Police visits to schools in run-up to Christmas
A police initiative to promote awareness of pupil safety is being rolled out to schools in Northumberland.
Operation Tinsel started last week in North Tyneside and sees neighbourhood officers visit schools to raise awareness of personal safety and crime prevention.
Police are paying visits to schools and speaking with staff and pupils at assemblies, in crime-prevention classes and also using social media to give advice. Extra patrols will be taking place in and around schools at key times too.
Officers are covering a wide range of issues which can affect youngsters from road safety, how to stay safe online, stranger danger, personal safety and crime-prevention advice.
Superintendent Mick Paterson said: “This initiative has been well received in our North Tyneside schools and we decided to take the opportunity for our neighbourhood officers across Northumberland to come into schools to speak to young people of all ages about these important subjects.”
He added: “Personal safety is so important for young people, but especially so at this time of the year. When they go to school it is dark and often when they finish it’s getting dark so they need to take steps to make themselves as safe as possible.
“Simple things like walking home in groups of friends or in pairs, and not alone, taking extra care when crossing the road, especially when dark, and making sure their valuables including phones, tablets and mp3 players are safe and not easy targets for thieves – they can all make a difference.
“One of the key messages we want to get across is that the police are here to support and help them. Children should always ring 999 if they feel threatened or unsafe in any situation – if they see someone suspicious or are approached by anyone they don’t know then they should ring 999 immediately and we will protect them.

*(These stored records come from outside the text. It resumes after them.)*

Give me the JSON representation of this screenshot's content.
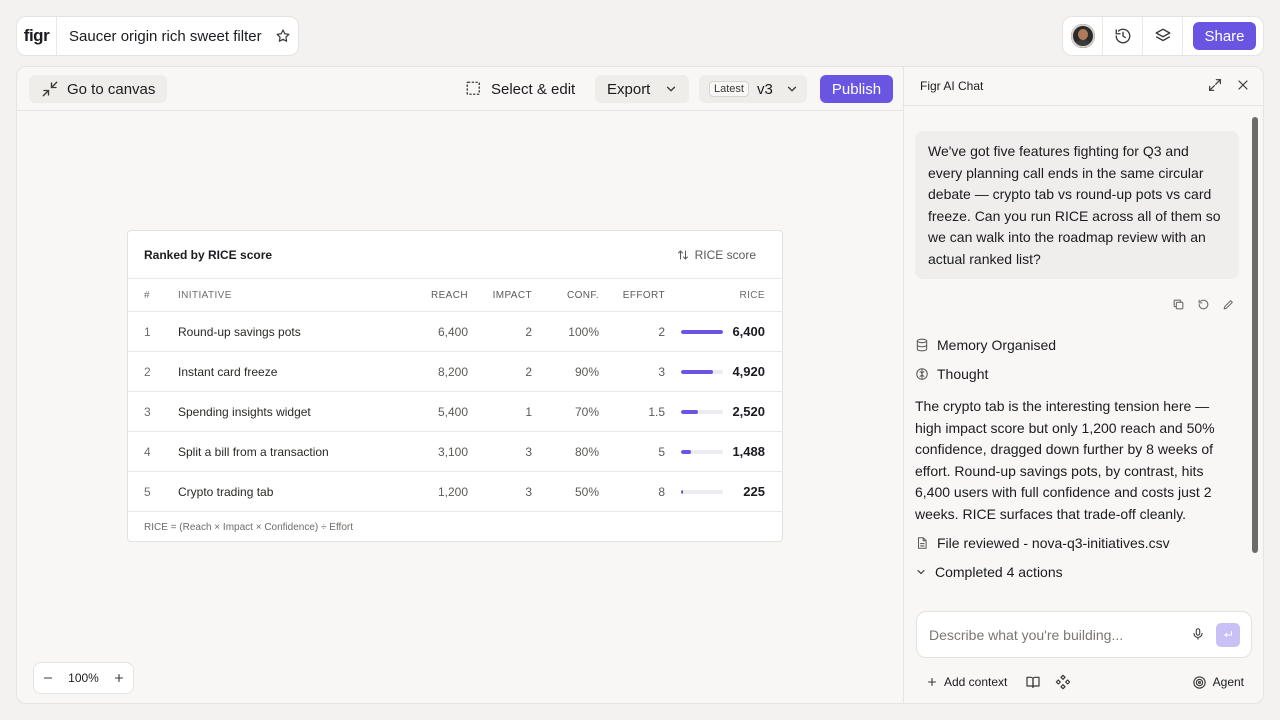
{
  "app": {
    "logo": "figr",
    "project_title": "Saucer origin rich sweet filter",
    "share_label": "Share"
  },
  "canvas_toolbar": {
    "goto_canvas": "Go to canvas",
    "select_edit": "Select & edit",
    "export": "Export",
    "latest_badge": "Latest",
    "version": "v3",
    "publish": "Publish"
  },
  "table_card": {
    "title": "Ranked by RICE score",
    "sort_label": "RICE score",
    "headers": {
      "num": "#",
      "initiative": "INITIATIVE",
      "reach": "REACH",
      "impact": "IMPACT",
      "conf": "CONF.",
      "effort": "EFFORT",
      "rice": "RICE"
    },
    "rows": [
      {
        "num": "1",
        "initiative": "Round-up savings pots",
        "reach": "6,400",
        "impact": "2",
        "conf": "100%",
        "effort": "2",
        "rice": "6,400",
        "rice_value": 6400
      },
      {
        "num": "2",
        "initiative": "Instant card freeze",
        "reach": "8,200",
        "impact": "2",
        "conf": "90%",
        "effort": "3",
        "rice": "4,920",
        "rice_value": 4920
      },
      {
        "num": "3",
        "initiative": "Spending insights widget",
        "reach": "5,400",
        "impact": "1",
        "conf": "70%",
        "effort": "1.5",
        "rice": "2,520",
        "rice_value": 2520
      },
      {
        "num": "4",
        "initiative": "Split a bill from a transaction",
        "reach": "3,100",
        "impact": "3",
        "conf": "80%",
        "effort": "5",
        "rice": "1,488",
        "rice_value": 1488
      },
      {
        "num": "5",
        "initiative": "Crypto trading tab",
        "reach": "1,200",
        "impact": "3",
        "conf": "50%",
        "effort": "8",
        "rice": "225",
        "rice_value": 225
      }
    ],
    "footnote": "RICE = (Reach × Impact × Confidence) ÷ Effort"
  },
  "zoom": {
    "level": "100%"
  },
  "chat": {
    "title": "Figr AI Chat",
    "user_message": "We've got five features fighting for Q3 and every planning call ends in the same circular debate — crypto tab vs round-up pots vs card freeze. Can you run RICE across all of them so we can walk into the roadmap review with an actual ranked list?",
    "memory_status": "Memory Organised",
    "thought_status": "Thought",
    "ai_response": "The crypto tab is the interesting tension here — high impact score but only 1,200 reach and 50% confidence, dragged down further by 8 weeks of effort. Round-up savings pots, by contrast, hits 6,400 users with full confidence and costs just 2 weeks. RICE surfaces that trade-off cleanly.",
    "file_status": "File reviewed - nova-q3-initiatives.csv",
    "completed": "Completed 4 actions",
    "input_placeholder": "Describe what you're building...",
    "add_context": "Add context",
    "agent_label": "Agent"
  },
  "colors": {
    "accent": "#6a55e3",
    "accent_light": "#c9c0f5"
  }
}
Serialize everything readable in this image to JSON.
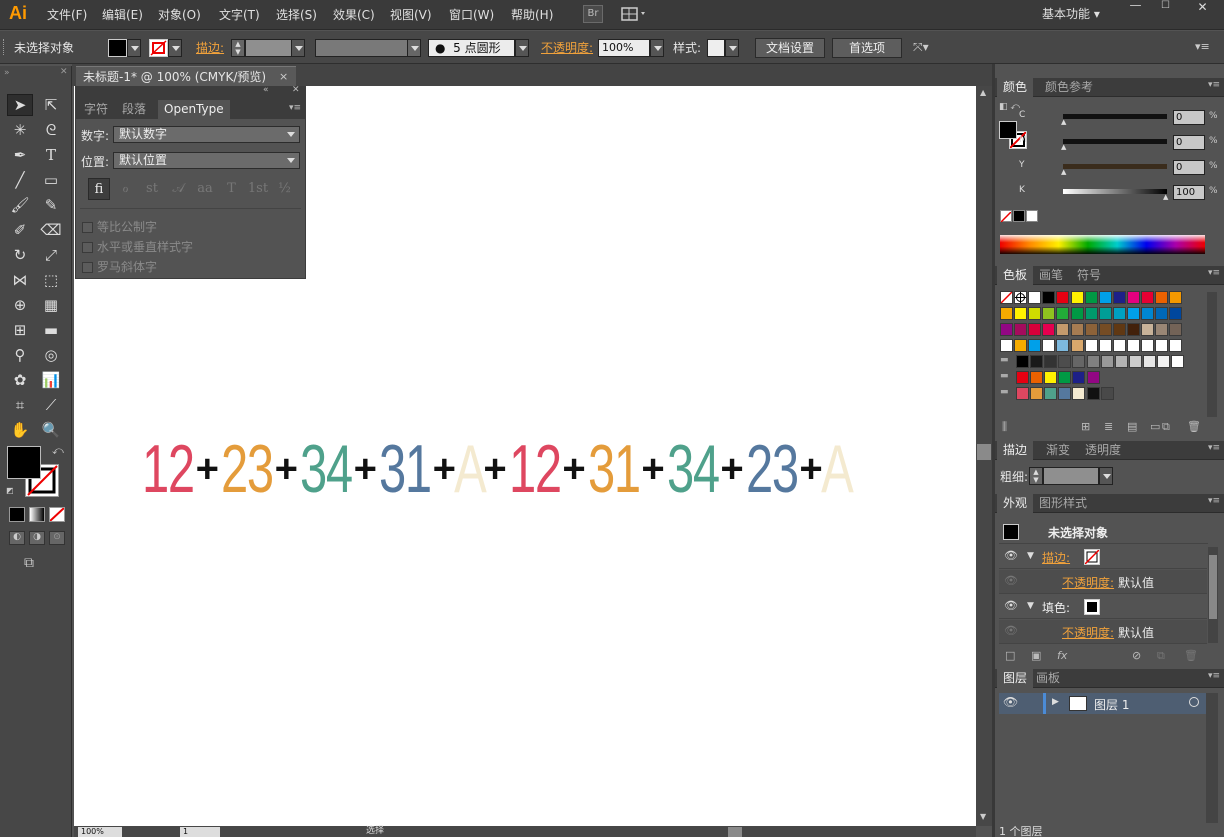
{
  "app": {
    "logo": "Ai",
    "workspace": "基本功能"
  },
  "menu": [
    "文件(F)",
    "编辑(E)",
    "对象(O)",
    "文字(T)",
    "选择(S)",
    "效果(C)",
    "视图(V)",
    "窗口(W)",
    "帮助(H)"
  ],
  "menu_badge": "Br",
  "control": {
    "selection": "未选择对象",
    "stroke_label": "描边:",
    "brush_size": "5",
    "brush_shape": "点圆形",
    "opacity_label": "不透明度:",
    "opacity_value": "100%",
    "style_label": "样式:",
    "doc_setup": "文档设置",
    "prefs": "首选项"
  },
  "document": {
    "tab_title": "未标题-1* @ 100% (CMYK/预览)",
    "close": "×"
  },
  "artwork": {
    "tokens": [
      {
        "t": "12",
        "c": "#de4760"
      },
      {
        "t": "+",
        "c": "#111111"
      },
      {
        "t": "23",
        "c": "#e49c3b"
      },
      {
        "t": "+",
        "c": "#111111"
      },
      {
        "t": "34",
        "c": "#4fa18b"
      },
      {
        "t": "+",
        "c": "#111111"
      },
      {
        "t": "31",
        "c": "#55789e"
      },
      {
        "t": "+",
        "c": "#111111"
      },
      {
        "t": "A",
        "c": "#f4ead0"
      },
      {
        "t": "+",
        "c": "#111111"
      },
      {
        "t": "12",
        "c": "#de4760"
      },
      {
        "t": "+",
        "c": "#111111"
      },
      {
        "t": "31",
        "c": "#e49c3b"
      },
      {
        "t": "+",
        "c": "#111111"
      },
      {
        "t": "34",
        "c": "#4fa18b"
      },
      {
        "t": "+",
        "c": "#111111"
      },
      {
        "t": "23",
        "c": "#55789e"
      },
      {
        "t": "+",
        "c": "#111111"
      },
      {
        "t": "A",
        "c": "#f4ead0"
      }
    ]
  },
  "opentype": {
    "tabs": [
      "字符",
      "段落",
      "OpenType"
    ],
    "number_label": "数字:",
    "number_value": "默认数字",
    "position_label": "位置:",
    "position_value": "默认位置",
    "glyphs": [
      "fi",
      "ℴ",
      "st",
      "𝒜",
      "aa",
      "T",
      "1st",
      "½"
    ],
    "checks": [
      "等比公制字",
      "水平或垂直样式字",
      "罗马斜体字"
    ]
  },
  "color": {
    "tabs": [
      "颜色",
      "颜色参考"
    ],
    "channels": [
      {
        "k": "C",
        "v": "0"
      },
      {
        "k": "M",
        "v": "0"
      },
      {
        "k": "Y",
        "v": "0"
      },
      {
        "k": "K",
        "v": "100"
      }
    ],
    "pct": "%"
  },
  "swatches": {
    "tabs": [
      "色板",
      "画笔",
      "符号"
    ],
    "rows": [
      [
        "#ffffff",
        "#ffffff",
        "#ffffff",
        "#000000",
        "#e60012",
        "#fff100",
        "#009944",
        "#00a0e9",
        "#1d2088",
        "#e4007f",
        "#e60033",
        "#eb6100",
        "#f39800"
      ],
      [
        "#f6ab00",
        "#fff100",
        "#cfdb00",
        "#8fc31f",
        "#22ac38",
        "#009944",
        "#009b6b",
        "#009e96",
        "#00a0c1",
        "#00a0e9",
        "#0086d1",
        "#0068b7",
        "#00479d"
      ],
      [
        "#920783",
        "#a40b5d",
        "#d7003a",
        "#e5004f",
        "#c49a6c",
        "#a67c52",
        "#8c6239",
        "#754c24",
        "#603813",
        "#42210b",
        "#c7b299",
        "#998675",
        "#736357"
      ],
      [
        "#ffffff",
        "#f6ab00",
        "#00a0e9",
        "#ffffff",
        "#7db9de",
        "#d9a86c",
        "#ffffff",
        "#ffffff",
        "#ffffff",
        "#ffffff",
        "#ffffff",
        "#ffffff",
        "#ffffff"
      ],
      [
        "#000000",
        "#1a1a1a",
        "#333333",
        "#4d4d4d",
        "#666666",
        "#808080",
        "#999999",
        "#b3b3b3",
        "#cccccc",
        "#e6e6e6",
        "#f2f2f2",
        "#ffffff"
      ],
      [
        "#e60012",
        "#eb6100",
        "#fff100",
        "#009944",
        "#1d2088",
        "#920783"
      ],
      [
        "#de4760",
        "#e49c3b",
        "#4fa18b",
        "#55789e",
        "#f4ead0",
        "#111111",
        "#494949"
      ]
    ]
  },
  "stroke": {
    "tabs": [
      "描边",
      "渐变",
      "透明度"
    ],
    "weight_label": "粗细:"
  },
  "appearance": {
    "tabs": [
      "外观",
      "图形样式"
    ],
    "header": "未选择对象",
    "rows": [
      {
        "label": "描边:",
        "kind": "stroke"
      },
      {
        "label": "不透明度:",
        "value": "默认值",
        "kind": "sub"
      },
      {
        "label": "填色:",
        "kind": "fill"
      },
      {
        "label": "不透明度:",
        "value": "默认值",
        "kind": "sub"
      }
    ]
  },
  "layers": {
    "tabs": [
      "图层",
      "画板"
    ],
    "layer_name": "图层 1",
    "footer": "1 个图层"
  },
  "status": {
    "zoom": "100%",
    "page": "1",
    "mode": "选择"
  }
}
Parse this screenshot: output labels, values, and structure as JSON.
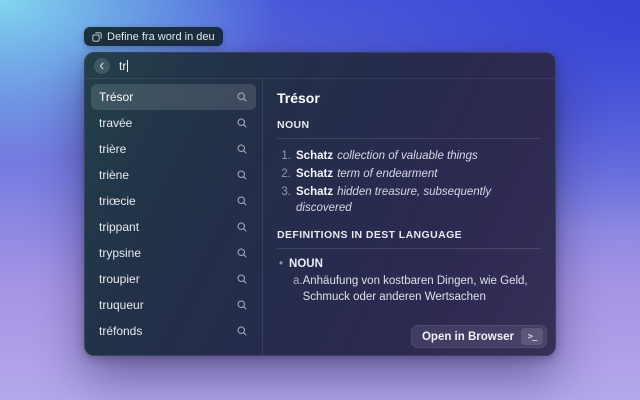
{
  "colors": {
    "bg_top_left": "#82d7f0",
    "bg_top_right": "#3643d5",
    "bg_bottom": "#b2a4e9",
    "window_teal": "#21404a",
    "window_purple": "#373059",
    "selection_highlight": "rgba(255,255,255,0.13)"
  },
  "badge": {
    "label": "Define fra word in deu"
  },
  "search": {
    "query": "tr",
    "back_icon": "‹"
  },
  "list": {
    "items": [
      {
        "label": "Trésor",
        "selected": true
      },
      {
        "label": "travée",
        "selected": false
      },
      {
        "label": "trière",
        "selected": false
      },
      {
        "label": "triène",
        "selected": false
      },
      {
        "label": "triœcie",
        "selected": false
      },
      {
        "label": "trippant",
        "selected": false
      },
      {
        "label": "trypsine",
        "selected": false
      },
      {
        "label": "troupier",
        "selected": false
      },
      {
        "label": "truqueur",
        "selected": false
      },
      {
        "label": "tréfonds",
        "selected": false
      }
    ]
  },
  "detail": {
    "title": "Trésor",
    "pos_header": "NOUN",
    "noun_entries": [
      {
        "num": "1.",
        "word": "Schatz",
        "text": "collection of valuable things"
      },
      {
        "num": "2.",
        "word": "Schatz",
        "text": "term of endearment"
      },
      {
        "num": "3.",
        "word": "Schatz",
        "text": "hidden treasure, subsequently discovered"
      }
    ],
    "dest_header": "DEFINITIONS IN DEST LANGUAGE",
    "dest_bullet": "•",
    "dest_pos": "NOUN",
    "dest_entries": [
      {
        "letter": "a.",
        "text": "Anhäufung von kostbaren Dingen, wie Geld, Schmuck oder anderen Wertsachen"
      }
    ]
  },
  "footer": {
    "action_label": "Open in Browser",
    "shortcut_glyph": ">_"
  }
}
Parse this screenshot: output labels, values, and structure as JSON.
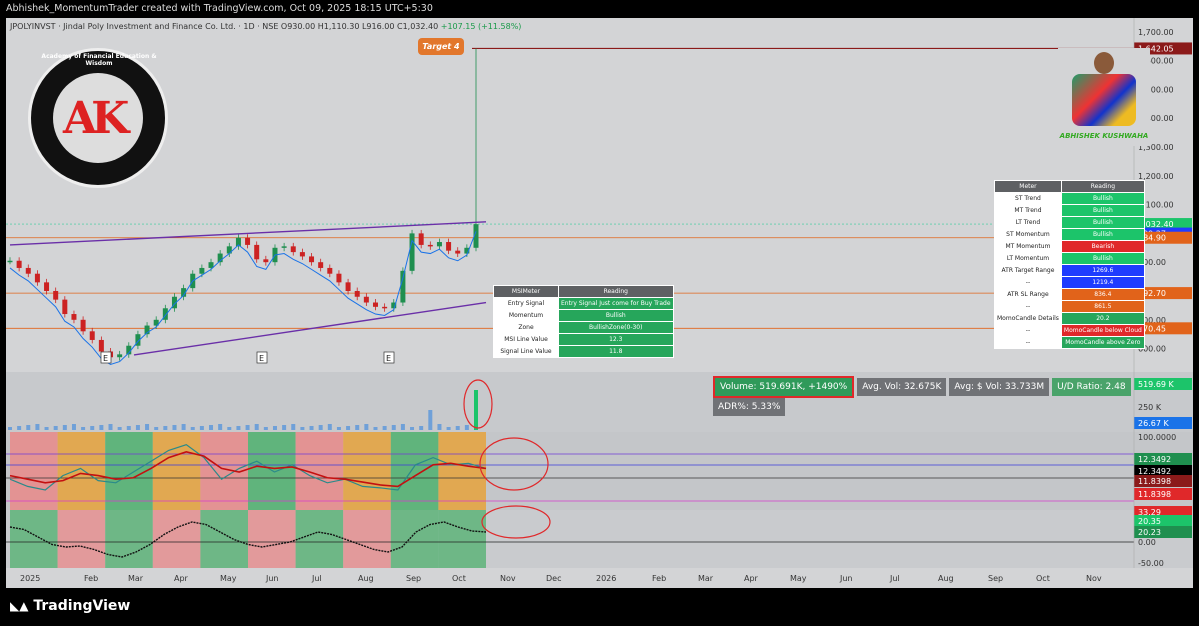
{
  "header": {
    "attribution": "Abhishek_MomentumTrader created with TradingView.com, Oct 09, 2025 18:15 UTC+5:30"
  },
  "symbol": {
    "text": "JPOLYINVST · Jindal Poly Investment and Finance Co. Ltd. · 1D · NSE",
    "open_l": "O",
    "open": "930.00",
    "high_l": "H",
    "high": "1,110.30",
    "low_l": "L",
    "low": "916.00",
    "close_l": "C",
    "close": "1,032.40",
    "change": "+107.15 (+11.58%)"
  },
  "logo": {
    "text": "AK",
    "ring_text": "Academy of Financial Education & Wisdom"
  },
  "author": {
    "name": "ABHISHEK KUSHWAHA"
  },
  "annotation": {
    "target": "Target 4"
  },
  "colors": {
    "bullish": "#1cc46a",
    "bearish": "#e0282a",
    "blue": "#1f3cff",
    "orange": "#e1631a",
    "green_cell": "#26a65b",
    "price_line": "#1a73e8",
    "resistance": "#8b1a1a",
    "trend": "#6a2fa8"
  },
  "chart_data": [
    {
      "type": "candlestick",
      "x_ticks": [
        "2025",
        "Feb",
        "Mar",
        "Apr",
        "May",
        "Jun",
        "Jul",
        "Aug",
        "Sep",
        "Oct",
        "Nov",
        "Dec",
        "2026",
        "Feb",
        "Mar",
        "Apr",
        "May",
        "Jun",
        "Jul",
        "Aug",
        "Sep",
        "Oct",
        "Nov"
      ],
      "y_ticks": [
        "1,700.00",
        "1,600.00",
        "1,500.00",
        "1,400.00",
        "1,300.00",
        "1,200.00",
        "1,100.00",
        "900.00",
        "700.00",
        "600.00"
      ],
      "ylim": [
        550,
        1720
      ],
      "close_series": [
        905,
        880,
        860,
        830,
        800,
        770,
        720,
        700,
        660,
        630,
        590,
        570,
        580,
        610,
        650,
        680,
        700,
        740,
        780,
        810,
        860,
        880,
        900,
        930,
        955,
        985,
        960,
        910,
        900,
        950,
        955,
        935,
        920,
        900,
        880,
        860,
        830,
        800,
        780,
        760,
        745,
        740,
        760,
        870,
        1000,
        960,
        955,
        970,
        940,
        930,
        950,
        1032
      ],
      "high_last": 1642,
      "price_labels": [
        {
          "v": 1642.05,
          "t": "1,642.05",
          "c": "#8b1a1a"
        },
        {
          "v": 1032.4,
          "t": "1,032.40",
          "c": "#1cc46a"
        },
        {
          "v": 999.27,
          "t": "999.27",
          "c": "#1f3cff"
        },
        {
          "v": 984.9,
          "t": "984.90",
          "c": "#e1631a"
        },
        {
          "v": 792.7,
          "t": "792.70",
          "c": "#e1631a"
        },
        {
          "v": 670.45,
          "t": "670.45",
          "c": "#e1631a"
        }
      ],
      "e_markers": [
        "E",
        "E",
        "E"
      ]
    },
    {
      "type": "bar",
      "name": "volume",
      "y_ticks": [
        "250 K"
      ],
      "labels": [
        {
          "t": "519.69 K",
          "c": "#1cc46a"
        },
        {
          "t": "26.67 K",
          "c": "#1a73e8"
        }
      ]
    },
    {
      "type": "line",
      "name": "msi",
      "y_ticks": [
        "100.0000"
      ],
      "labels": [
        {
          "t": "12.3492",
          "c": "#1f8f4f"
        },
        {
          "t": "12.3492",
          "c": "#000"
        },
        {
          "t": "11.8398",
          "c": "#8b1a1a"
        },
        {
          "t": "11.8398",
          "c": "#e0282a"
        }
      ],
      "series": [
        {
          "values": [
            40,
            30,
            25,
            45,
            55,
            38,
            35,
            50,
            65,
            80,
            88,
            70,
            40,
            55,
            65,
            50,
            60,
            45,
            35,
            40,
            30,
            28,
            25,
            60,
            70,
            60,
            62,
            55
          ]
        },
        {
          "values": [
            45,
            40,
            35,
            38,
            48,
            45,
            40,
            42,
            55,
            70,
            78,
            72,
            55,
            50,
            58,
            55,
            57,
            50,
            42,
            40,
            36,
            32,
            30,
            45,
            60,
            62,
            58,
            55
          ]
        }
      ]
    },
    {
      "type": "area",
      "name": "momocandle",
      "y_ticks": [
        "0.00",
        "-50.00"
      ],
      "labels": [
        {
          "t": "33.29",
          "c": "#e0282a"
        },
        {
          "t": "20.35",
          "c": "#1cc46a"
        },
        {
          "t": "20.23",
          "c": "#1f8f4f"
        }
      ],
      "values": [
        30,
        25,
        10,
        -5,
        -10,
        -8,
        -15,
        -25,
        -30,
        -20,
        -5,
        15,
        30,
        40,
        35,
        20,
        5,
        -5,
        -10,
        -5,
        0,
        10,
        20,
        15,
        5,
        -5,
        -15,
        -20,
        -10,
        20,
        35,
        40,
        30,
        22,
        20
      ]
    }
  ],
  "volume_stats": {
    "volume": "Volume: 519.691K, +1490%",
    "avg_vol": "Avg. Vol: 32.675K",
    "avg_dollar": "Avg: $ Vol: 33.733M",
    "ud_ratio": "U/D Ratio: 2.48",
    "adr": "ADR%: 5.33%"
  },
  "msi_table": {
    "headers": [
      "MSIMeter",
      "Reading"
    ],
    "rows": [
      [
        "Entry Signal",
        "Entry Signal Just come for Buy Trade",
        "#26a65b"
      ],
      [
        "Momentum",
        "Bullish",
        "#26a65b"
      ],
      [
        "Zone",
        "BullishZone(0-30)",
        "#26a65b"
      ],
      [
        "MSI Line Value",
        "12.3",
        "#26a65b"
      ],
      [
        "Signal Line Value",
        "11.8",
        "#26a65b"
      ]
    ]
  },
  "meter_table": {
    "headers": [
      "Meter",
      "Reading"
    ],
    "rows": [
      [
        "ST Trend",
        "Bullish",
        "#1cc46a"
      ],
      [
        "MT Trend",
        "Bullish",
        "#1cc46a"
      ],
      [
        "LT Trend",
        "Bullish",
        "#1cc46a"
      ],
      [
        "ST Momentum",
        "Bullish",
        "#1cc46a"
      ],
      [
        "MT Momentum",
        "Bearish",
        "#e0282a"
      ],
      [
        "LT Momentum",
        "Bullish",
        "#1cc46a"
      ],
      [
        "ATR Target Range",
        "1269.6",
        "#1f3cff"
      ],
      [
        "--",
        "1219.4",
        "#1f3cff"
      ],
      [
        "ATR SL Range",
        "836.4",
        "#e1631a"
      ],
      [
        "--",
        "861.5",
        "#e1631a"
      ],
      [
        "MomoCandle Details",
        "20.2",
        "#26a65b"
      ],
      [
        "--",
        "MomoCandle below Cloud",
        "#e0282a"
      ],
      [
        "--",
        "MomoCandle above Zero",
        "#26a65b"
      ]
    ]
  },
  "footer": {
    "brand": "TradingView"
  }
}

“We will do all we can in school hours to get pupils thinking about safety but we need parents at home to reinforce these messages and make sure their child is as safe as possible. I’d urge parents to speak to their children about issues like personal safety, what to do in an emergency and how to contact the police to make sure the message hits home.”